Ensure your cybersecurity tools are secure – an oxymoron?

Before you deploy a cybersecurity solution, you should ensure that the tool you plan to use is secure itself. One easy way to do that is through third-party ratings from companies such as SecurityScorecard.

SecurityScorecard provides easy-to-understand ratings in 10 risk categories. These ratings evaluate a company’s cybersecurity risk based on data-driven insights that continuously evolve. It’s an objective view at the weaknesses in a vendor’s cybersecurity controls, as well as potential vulnerabilities. SecurityScorecard’s assessment takes a view from the outside in—looking at the company’s cybersecurity from a hacker’s perspective. It’s a great tool for evaluating any of your cybersecurity vendors.

Understanding the risk factors

Below are the 10 risk factors included in the SecurityScorecard ratings.

Network security: This factor considers vulnerabilities such as insecure or misconfigured SSL certificates or database vulnerabilities, which hackers can exploit to gain access into the network.

Endpoint security: Maintaining device security is especially critical in an increasingly distributed and remote workplace. This factor looks at the security of employee endpoints, including laptops and mobile devices.

IP reputation: Poor IP reputation indicates the company’s domain or IP may be involved in suspicious activities. To establish this score, SecurityScorecard “ingests millions of malware signals from commandeered Command-and-Control infrastructures” around the globe.

Hacker chatter: This includes underground communications among hackers, which could reveal organizations or IPs that are or were targeted.

Information leak: Leaked data from a breach, such as from a database dump, indicates a high risk of a security incident.
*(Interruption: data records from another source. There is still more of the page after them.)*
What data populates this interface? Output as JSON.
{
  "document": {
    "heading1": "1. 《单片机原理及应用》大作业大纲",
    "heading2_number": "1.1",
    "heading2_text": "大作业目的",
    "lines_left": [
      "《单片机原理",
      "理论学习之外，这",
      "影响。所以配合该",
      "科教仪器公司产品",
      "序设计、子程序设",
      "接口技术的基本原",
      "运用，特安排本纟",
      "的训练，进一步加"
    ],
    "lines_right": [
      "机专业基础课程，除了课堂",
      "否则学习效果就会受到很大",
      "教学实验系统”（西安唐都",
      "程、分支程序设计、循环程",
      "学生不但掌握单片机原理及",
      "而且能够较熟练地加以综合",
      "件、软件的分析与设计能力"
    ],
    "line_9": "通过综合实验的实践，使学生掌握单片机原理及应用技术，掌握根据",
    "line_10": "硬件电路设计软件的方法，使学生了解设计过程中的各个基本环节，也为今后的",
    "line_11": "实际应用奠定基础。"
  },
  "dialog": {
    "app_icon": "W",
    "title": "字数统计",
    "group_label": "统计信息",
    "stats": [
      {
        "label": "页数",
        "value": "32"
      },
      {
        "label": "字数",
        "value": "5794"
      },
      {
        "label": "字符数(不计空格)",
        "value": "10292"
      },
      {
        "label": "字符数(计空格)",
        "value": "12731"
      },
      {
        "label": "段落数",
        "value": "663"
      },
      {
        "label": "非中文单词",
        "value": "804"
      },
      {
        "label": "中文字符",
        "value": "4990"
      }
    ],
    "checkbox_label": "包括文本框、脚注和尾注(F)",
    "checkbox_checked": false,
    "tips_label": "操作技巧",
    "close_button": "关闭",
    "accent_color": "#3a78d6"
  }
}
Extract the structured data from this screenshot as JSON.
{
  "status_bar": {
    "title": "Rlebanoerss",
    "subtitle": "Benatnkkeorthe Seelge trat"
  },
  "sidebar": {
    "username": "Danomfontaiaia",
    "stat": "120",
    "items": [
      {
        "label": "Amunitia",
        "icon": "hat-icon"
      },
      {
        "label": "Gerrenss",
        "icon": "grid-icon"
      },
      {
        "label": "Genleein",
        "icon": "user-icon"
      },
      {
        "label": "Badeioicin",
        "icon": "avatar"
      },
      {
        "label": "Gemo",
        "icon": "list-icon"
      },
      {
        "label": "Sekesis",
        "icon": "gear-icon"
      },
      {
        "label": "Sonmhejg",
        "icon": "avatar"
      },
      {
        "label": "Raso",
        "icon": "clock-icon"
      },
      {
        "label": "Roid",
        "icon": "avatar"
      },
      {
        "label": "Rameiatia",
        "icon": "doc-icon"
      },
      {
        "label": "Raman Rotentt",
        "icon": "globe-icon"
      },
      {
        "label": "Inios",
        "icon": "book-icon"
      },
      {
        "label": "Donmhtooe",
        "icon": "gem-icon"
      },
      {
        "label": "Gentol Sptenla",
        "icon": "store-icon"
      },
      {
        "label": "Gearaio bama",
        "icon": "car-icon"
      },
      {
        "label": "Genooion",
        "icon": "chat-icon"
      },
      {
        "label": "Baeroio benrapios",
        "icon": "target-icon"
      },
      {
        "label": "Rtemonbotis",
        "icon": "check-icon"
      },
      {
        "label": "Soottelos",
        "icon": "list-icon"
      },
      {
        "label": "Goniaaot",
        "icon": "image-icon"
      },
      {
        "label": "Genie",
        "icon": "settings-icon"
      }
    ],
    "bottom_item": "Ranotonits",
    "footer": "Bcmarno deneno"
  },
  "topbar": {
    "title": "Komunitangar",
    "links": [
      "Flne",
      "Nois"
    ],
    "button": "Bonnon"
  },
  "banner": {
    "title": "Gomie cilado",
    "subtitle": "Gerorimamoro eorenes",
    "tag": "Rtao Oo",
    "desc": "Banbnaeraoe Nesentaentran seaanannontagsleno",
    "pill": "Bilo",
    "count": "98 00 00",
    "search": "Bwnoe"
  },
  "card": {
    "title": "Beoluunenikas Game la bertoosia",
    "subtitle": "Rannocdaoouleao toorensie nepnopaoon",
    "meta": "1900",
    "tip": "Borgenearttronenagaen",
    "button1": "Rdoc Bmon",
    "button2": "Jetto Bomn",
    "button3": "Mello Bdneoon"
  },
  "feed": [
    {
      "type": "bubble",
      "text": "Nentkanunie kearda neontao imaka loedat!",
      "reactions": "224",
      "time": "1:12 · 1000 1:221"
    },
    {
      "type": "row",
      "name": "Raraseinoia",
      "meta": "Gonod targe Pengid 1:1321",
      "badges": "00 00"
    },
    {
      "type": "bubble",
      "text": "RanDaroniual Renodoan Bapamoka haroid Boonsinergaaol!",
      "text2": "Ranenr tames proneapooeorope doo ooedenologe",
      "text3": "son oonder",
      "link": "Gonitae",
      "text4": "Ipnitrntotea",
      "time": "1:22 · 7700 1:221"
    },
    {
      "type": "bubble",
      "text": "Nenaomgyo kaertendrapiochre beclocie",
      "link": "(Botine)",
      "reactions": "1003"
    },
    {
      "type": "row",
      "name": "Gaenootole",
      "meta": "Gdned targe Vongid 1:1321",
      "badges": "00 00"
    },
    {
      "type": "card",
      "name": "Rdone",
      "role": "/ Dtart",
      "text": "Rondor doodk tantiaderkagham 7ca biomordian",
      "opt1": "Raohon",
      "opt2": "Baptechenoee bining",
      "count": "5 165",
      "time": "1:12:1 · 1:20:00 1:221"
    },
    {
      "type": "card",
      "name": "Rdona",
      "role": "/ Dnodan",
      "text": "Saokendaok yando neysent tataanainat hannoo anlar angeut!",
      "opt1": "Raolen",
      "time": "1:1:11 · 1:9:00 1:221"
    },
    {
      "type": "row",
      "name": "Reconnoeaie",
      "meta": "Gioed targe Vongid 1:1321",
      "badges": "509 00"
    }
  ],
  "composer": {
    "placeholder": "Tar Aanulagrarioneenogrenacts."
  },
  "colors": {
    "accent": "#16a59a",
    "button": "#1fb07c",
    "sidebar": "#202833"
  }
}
SecurityScorecard maps the data leaks to companies that own the leaked data or associated email accounts.

Web application security: Hackers can exploit vulnerabilities such as cross-site scripting to compromise a company’s website or other web properties such as APIs. SecurityScorecard scans for common website application vulnerabilities.

DNS health: This factor looks at DNS configurations—such as DMARC, DKMI, and DNSSEC—that improve internet security and provide stronger email authentication.

Patching cadence: Unpatched systems, services, applications, and devices increase the likelihood of attackers using an exploit to breach the environment. This factor considers rating factors in out-of-date company assets that may have risks or vulnerabilities.

Social engineering: SecurityScorecard considers increased risk factors such as employees using corporate accounts for services and social networks.

Cubit score: This is a proprietary threat indicator that SecurityScorecard assigns based on issues related to exposed admin portals.

How does Dashlane rank?

The SecurityScorecard uses a scale of 0 to 100 and a rating of A-F. Dashlane’s overall score in recent SecurityScorecard ratings was 99, earning an A. Dashlane received A’s across all categories, with most of them scoring 100% each.

At Dashlane, security is at the core of our business—a commitment you can see reflected in our high score. As an industry leader in security, Dashlane uses measures such as:

  • AES 256-bit encryption—the strongest available—implemented in the most stringent way
  • Two-factor authentication—built-in by design—for authorization of new devices
  • A zero-knowledge architecture so only you can access your data

Curious how Dashlane stacks up against other password managers like 1Password, Keeper, and LastPass based on SecurityScorecard ratings? Take a look.

Your organization’s cybersecurity is only as strong as the security of your vendors and solutions. Consider this important aspect when you evaluate your security tools.

Learn how to decrease your risks and bolster cybersecurity across your organization by using a password manager. Check out Dashlane’s newest resource, A Practical Guide to Cybersecurity with a Password Manager.